It’s not just California that is experiencing severe water shortages. Saudi Arabia sits on one of the world’s biggest and oldest aquifers. But a (what is now recognised as) flawed agricultural policy in the late 1970s and ’80s, when a programme of food self-sufficiency was pursued has led to its virtual depletion.

This means that the country has become increasingly reliant on desalination plants for its water supply. Saudi Arabia is by far the world’s biggest user of desalination technology, with more than 30 plants on the coast processing millions of gallons of water each day, then piping it hundreds of kilometres to Riyadh and other population centres.

Over-dependence on desalination creates several problems. It’s expensive, requires large amounts of energy, produces correspondingly large amounts of CO2 emissions and the discharge of large amounts of salt brine into the sea has resulted in increased salinity in Gulf waters, threatening fish stocks.

We got this story from Water Demand Management Bulletin, which is a quarterly newsletter from the Environment Agency. Phillip Turton has just stopped editing it after 23 years. Hopefully the new team will live up to the brilliant standard he set, which was a highly informative and wide ranging newsletter. Archived volumes of WDMB can be found here.  And the whole Saudi Arabia article is here

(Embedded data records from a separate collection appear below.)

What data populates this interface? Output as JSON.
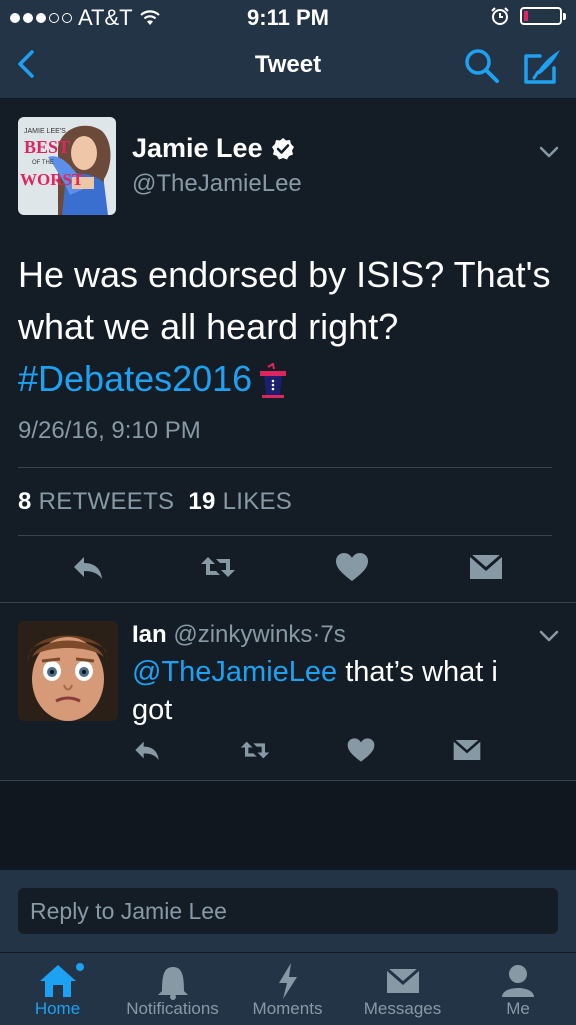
{
  "status_bar": {
    "carrier": "AT&T",
    "time": "9:11 PM",
    "signal_dots_filled": 3,
    "signal_dots_total": 5,
    "battery_level": 0.12
  },
  "nav": {
    "title": "Tweet",
    "back_icon": "chevron-left-icon",
    "search_icon": "search-icon",
    "compose_icon": "compose-icon"
  },
  "tweet": {
    "author_name": "Jamie Lee",
    "verified": true,
    "author_handle": "@TheJamieLee",
    "avatar_text": {
      "line1": "JAMIE LEE'S",
      "line2": "BEST",
      "line3": "OF THE",
      "line4": "WORST"
    },
    "text_line1": "He was endorsed by ISIS? That's",
    "text_line2": "what we all heard right?",
    "hashtag": "#Debates2016",
    "timestamp": "9/26/16, 9:10 PM",
    "retweets_count": "8",
    "retweets_label": "RETWEETS",
    "likes_count": "19",
    "likes_label": "LIKES",
    "actions": [
      "reply-icon",
      "retweet-icon",
      "like-icon",
      "direct-message-icon"
    ]
  },
  "reply": {
    "author_name": "Ian",
    "author_handle": "@zinkywinks",
    "separator": "·",
    "age": "7s",
    "mention": "@TheJamieLee",
    "text_after_mention": " that’s what i",
    "text_line2": "got",
    "actions": [
      "reply-icon",
      "retweet-icon",
      "like-icon",
      "direct-message-icon"
    ]
  },
  "reply_box": {
    "placeholder": "Reply to Jamie Lee"
  },
  "tab_bar": {
    "tabs": [
      {
        "label": "Home",
        "icon": "home-icon",
        "active": true
      },
      {
        "label": "Notifications",
        "icon": "bell-icon",
        "active": false
      },
      {
        "label": "Moments",
        "icon": "lightning-icon",
        "active": false
      },
      {
        "label": "Messages",
        "icon": "envelope-icon",
        "active": false
      },
      {
        "label": "Me",
        "icon": "person-icon",
        "active": false
      }
    ]
  },
  "colors": {
    "background": "#141d26",
    "bar": "#243447",
    "accent": "#1da1f2",
    "secondary_text": "#8899a6",
    "battery_low": "#e0245e"
  }
}
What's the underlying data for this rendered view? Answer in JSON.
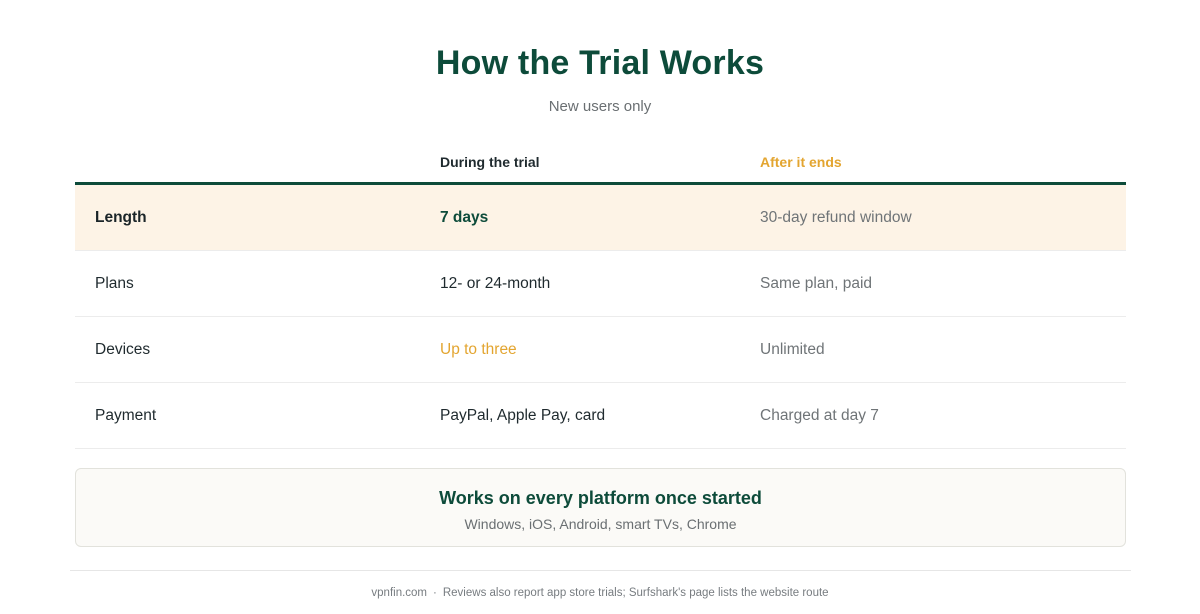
{
  "header": {
    "title": "How the Trial Works",
    "subtitle": "New users only"
  },
  "table": {
    "columns": [
      "",
      "During the trial",
      "After it ends"
    ],
    "rows": [
      {
        "label": "Length",
        "during": "7 days",
        "after": "30-day refund window"
      },
      {
        "label": "Plans",
        "during": "12- or 24-month",
        "after": "Same plan, paid"
      },
      {
        "label": "Devices",
        "during": "Up to three",
        "after": "Unlimited"
      },
      {
        "label": "Payment",
        "during": "PayPal, Apple Pay, card",
        "after": "Charged at day 7"
      }
    ]
  },
  "note": {
    "title": "Works on every platform once started",
    "subtitle": "Windows, iOS, Android, smart TVs, Chrome"
  },
  "footer": {
    "site": "vpnfin.com",
    "separator": "·",
    "text": "Reviews also report app store trials; Surfshark's page lists the website route"
  },
  "colors": {
    "brand_green": "#0d4b3a",
    "accent_orange": "#e3a530",
    "highlight_row": "#fdf3e6"
  }
}
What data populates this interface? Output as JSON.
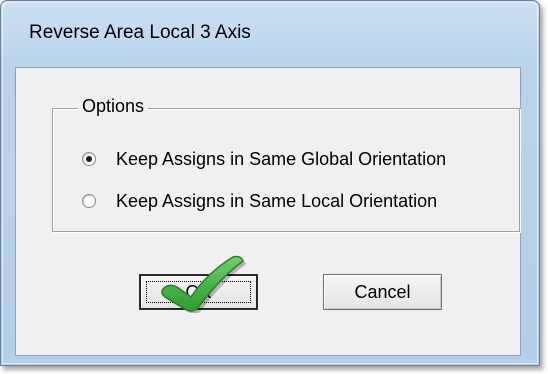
{
  "window": {
    "title": "Reverse Area Local 3 Axis"
  },
  "options": {
    "legend": "Options",
    "items": [
      {
        "label": "Keep Assigns in Same Global Orientation",
        "checked": true
      },
      {
        "label": "Keep Assigns in Same Local Orientation",
        "checked": false
      }
    ]
  },
  "buttons": {
    "ok_label": "OK",
    "cancel_label": "Cancel"
  },
  "overlay": {
    "icon": "green-checkmark-icon",
    "color": "#3aa83a"
  }
}
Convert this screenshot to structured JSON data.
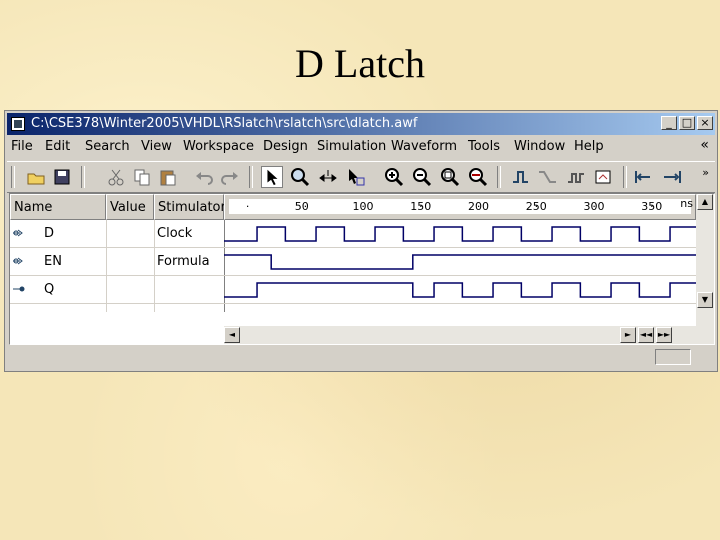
{
  "slide": {
    "title": "D Latch"
  },
  "window": {
    "title": "C:\\CSE378\\Winter2005\\VHDL\\RSlatch\\rslatch\\src\\dlatch.awf",
    "buttons": {
      "minimize": "_",
      "maximize": "□",
      "close": "×"
    }
  },
  "menu": {
    "items": [
      "File",
      "Edit",
      "Search",
      "View",
      "Workspace",
      "Design",
      "Simulation",
      "Waveform",
      "Tools",
      "Window",
      "Help"
    ],
    "overflow": "«"
  },
  "toolbar": {
    "icons": [
      "open-folder-icon",
      "save-icon",
      "cut-icon",
      "copy-icon",
      "paste-icon",
      "undo-icon",
      "redo-icon",
      "pointer-icon",
      "zoom-icon",
      "measure-icon",
      "select-icon",
      "zoom-in-icon",
      "zoom-out-icon",
      "zoom-fit-icon",
      "zoom-area-icon",
      "edge-next-icon",
      "edge-prev-icon",
      "stimulator-icon",
      "export-icon",
      "snap-left-icon",
      "snap-right-icon"
    ],
    "overflow": "»"
  },
  "waveform": {
    "columns": {
      "name": "Name",
      "value": "Value",
      "stimulator": "Stimulator"
    },
    "ruler": {
      "unit": "ns",
      "labels": [
        {
          "t": 50,
          "text": "50"
        },
        {
          "t": 100,
          "text": "100"
        },
        {
          "t": 150,
          "text": "150"
        },
        {
          "t": 200,
          "text": "200"
        },
        {
          "t": 250,
          "text": "250"
        },
        {
          "t": 300,
          "text": "300"
        },
        {
          "t": 350,
          "text": "350"
        }
      ],
      "t_min": 0,
      "t_max": 400
    },
    "signals": [
      {
        "name": "D",
        "value": "",
        "stimulator": "Clock",
        "direction": "input",
        "transitions": [
          [
            0,
            0
          ],
          [
            28,
            1
          ],
          [
            52,
            0
          ],
          [
            78,
            1
          ],
          [
            102,
            0
          ],
          [
            128,
            1
          ],
          [
            152,
            0
          ],
          [
            178,
            1
          ],
          [
            202,
            0
          ],
          [
            228,
            1
          ],
          [
            252,
            0
          ],
          [
            278,
            1
          ],
          [
            302,
            0
          ],
          [
            328,
            1
          ],
          [
            352,
            0
          ],
          [
            378,
            1
          ],
          [
            400,
            1
          ]
        ]
      },
      {
        "name": "EN",
        "value": "",
        "stimulator": "Formula",
        "direction": "input",
        "transitions": [
          [
            0,
            1
          ],
          [
            40,
            0
          ],
          [
            160,
            1
          ],
          [
            400,
            1
          ]
        ]
      },
      {
        "name": "Q",
        "value": "",
        "stimulator": "",
        "direction": "output",
        "transitions": [
          [
            0,
            0
          ],
          [
            28,
            1
          ],
          [
            160,
            0
          ],
          [
            178,
            1
          ],
          [
            202,
            0
          ],
          [
            228,
            1
          ],
          [
            252,
            0
          ],
          [
            278,
            1
          ],
          [
            302,
            0
          ],
          [
            328,
            1
          ],
          [
            352,
            0
          ],
          [
            378,
            1
          ],
          [
            400,
            1
          ]
        ]
      }
    ]
  },
  "scroll": {
    "up": "▲",
    "down": "▼",
    "left": "◄",
    "right": "►",
    "first": "◄◄",
    "last": "►►"
  }
}
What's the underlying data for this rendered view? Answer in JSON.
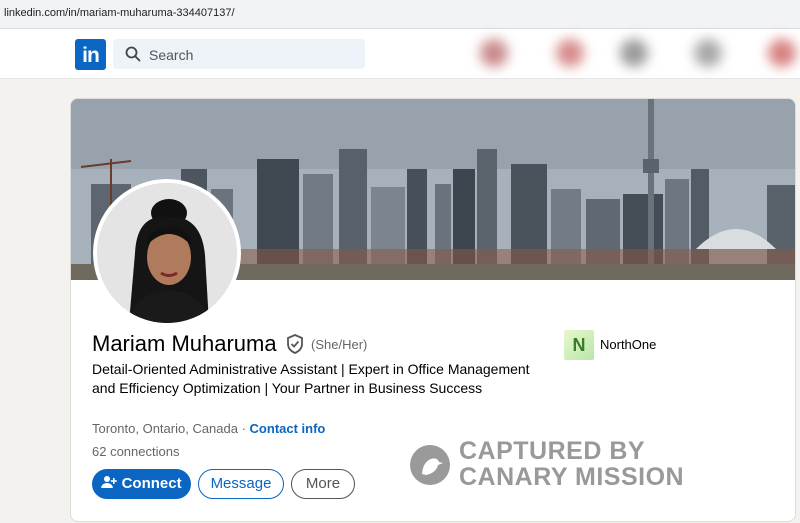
{
  "browser": {
    "url": "linkedin.com/in/mariam-muharuma-334407137/"
  },
  "nav": {
    "logo_text": "in",
    "search_placeholder": "Search"
  },
  "profile": {
    "name": "Mariam Muharuma",
    "pronouns": "(She/Her)",
    "headline": "Detail-Oriented Administrative Assistant | Expert in Office Management and Efficiency Optimization | Your Partner in Business Success",
    "location": "Toronto, Ontario, Canada",
    "location_separator": " · ",
    "contact_info_label": "Contact info",
    "connections": "62 connections",
    "company": {
      "name": "NorthOne",
      "logo_letter": "N"
    }
  },
  "actions": {
    "connect_label": "Connect",
    "message_label": "Message",
    "more_label": "More"
  },
  "watermark": {
    "line1": "CAPTURED BY",
    "line2": "CANARY MISSION"
  },
  "colors": {
    "brand": "#0a66c2",
    "page_bg": "#f4f2ee",
    "search_bg": "#edf3f8"
  }
}
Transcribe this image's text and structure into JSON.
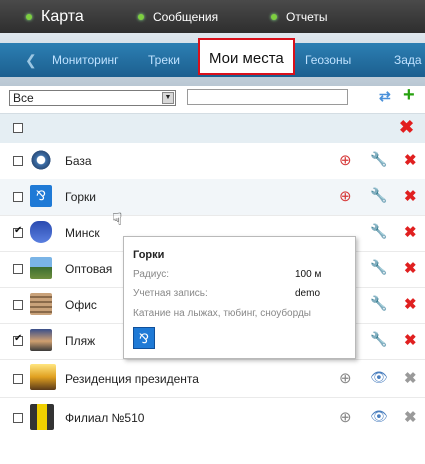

Saudi Arabia’s water crisis – Saudi Arabia – ech2o newsletter snippet